▶ [PROBLEM TO WORK ON] Which lines of the data contain the string "велика"? Show each of them.

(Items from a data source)
---------------
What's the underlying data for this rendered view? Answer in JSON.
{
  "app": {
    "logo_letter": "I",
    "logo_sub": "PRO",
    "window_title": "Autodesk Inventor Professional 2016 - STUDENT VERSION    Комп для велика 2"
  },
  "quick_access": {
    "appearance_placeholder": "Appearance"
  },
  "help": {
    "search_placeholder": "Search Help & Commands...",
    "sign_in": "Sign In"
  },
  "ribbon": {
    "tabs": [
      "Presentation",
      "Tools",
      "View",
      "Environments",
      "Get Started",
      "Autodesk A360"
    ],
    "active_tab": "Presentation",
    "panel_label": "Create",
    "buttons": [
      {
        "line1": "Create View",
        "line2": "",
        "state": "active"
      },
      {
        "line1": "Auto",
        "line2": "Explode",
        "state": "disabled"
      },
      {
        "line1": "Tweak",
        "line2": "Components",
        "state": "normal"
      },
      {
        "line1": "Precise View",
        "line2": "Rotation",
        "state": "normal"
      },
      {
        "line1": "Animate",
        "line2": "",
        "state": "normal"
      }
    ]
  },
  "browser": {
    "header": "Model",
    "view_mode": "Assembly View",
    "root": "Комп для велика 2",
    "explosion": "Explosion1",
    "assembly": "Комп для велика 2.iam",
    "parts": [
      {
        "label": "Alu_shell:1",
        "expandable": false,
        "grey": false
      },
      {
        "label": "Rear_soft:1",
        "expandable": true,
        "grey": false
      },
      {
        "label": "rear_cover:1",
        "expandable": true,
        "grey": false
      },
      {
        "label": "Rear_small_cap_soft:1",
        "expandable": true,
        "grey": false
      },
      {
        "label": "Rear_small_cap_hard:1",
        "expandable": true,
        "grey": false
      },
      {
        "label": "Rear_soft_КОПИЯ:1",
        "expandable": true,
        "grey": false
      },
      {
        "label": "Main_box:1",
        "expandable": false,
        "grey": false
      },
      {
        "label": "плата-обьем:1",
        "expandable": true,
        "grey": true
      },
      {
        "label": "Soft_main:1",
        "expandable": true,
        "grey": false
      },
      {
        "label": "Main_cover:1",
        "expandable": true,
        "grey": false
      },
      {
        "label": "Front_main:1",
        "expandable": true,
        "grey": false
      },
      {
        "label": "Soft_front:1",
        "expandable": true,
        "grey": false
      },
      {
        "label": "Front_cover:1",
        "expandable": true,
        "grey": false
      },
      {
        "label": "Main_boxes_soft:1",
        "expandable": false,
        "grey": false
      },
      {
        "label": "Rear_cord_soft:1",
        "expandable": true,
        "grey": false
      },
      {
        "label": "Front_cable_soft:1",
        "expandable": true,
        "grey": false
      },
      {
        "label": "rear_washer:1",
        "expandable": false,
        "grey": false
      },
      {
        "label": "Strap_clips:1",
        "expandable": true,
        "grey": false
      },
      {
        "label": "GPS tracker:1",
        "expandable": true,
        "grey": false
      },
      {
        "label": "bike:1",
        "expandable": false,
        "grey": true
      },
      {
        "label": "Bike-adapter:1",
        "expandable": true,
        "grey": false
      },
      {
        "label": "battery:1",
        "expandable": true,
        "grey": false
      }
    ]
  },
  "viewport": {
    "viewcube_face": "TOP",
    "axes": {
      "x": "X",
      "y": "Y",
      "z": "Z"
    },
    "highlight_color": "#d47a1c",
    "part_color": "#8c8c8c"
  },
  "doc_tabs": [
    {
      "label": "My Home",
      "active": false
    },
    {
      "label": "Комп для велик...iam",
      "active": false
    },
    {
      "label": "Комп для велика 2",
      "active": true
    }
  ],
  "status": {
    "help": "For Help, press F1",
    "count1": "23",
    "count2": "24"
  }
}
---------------
▶ [RESULT OF THIS EXERCISE]
    "window_title": "Autodesk Inventor Professional 2016 - STUDENT VERSION    Комп для велика 2"
    "root": "Комп для велика 2",
    "assembly": "Комп для велика 2.iam",
      "label": "Комп для велика 2",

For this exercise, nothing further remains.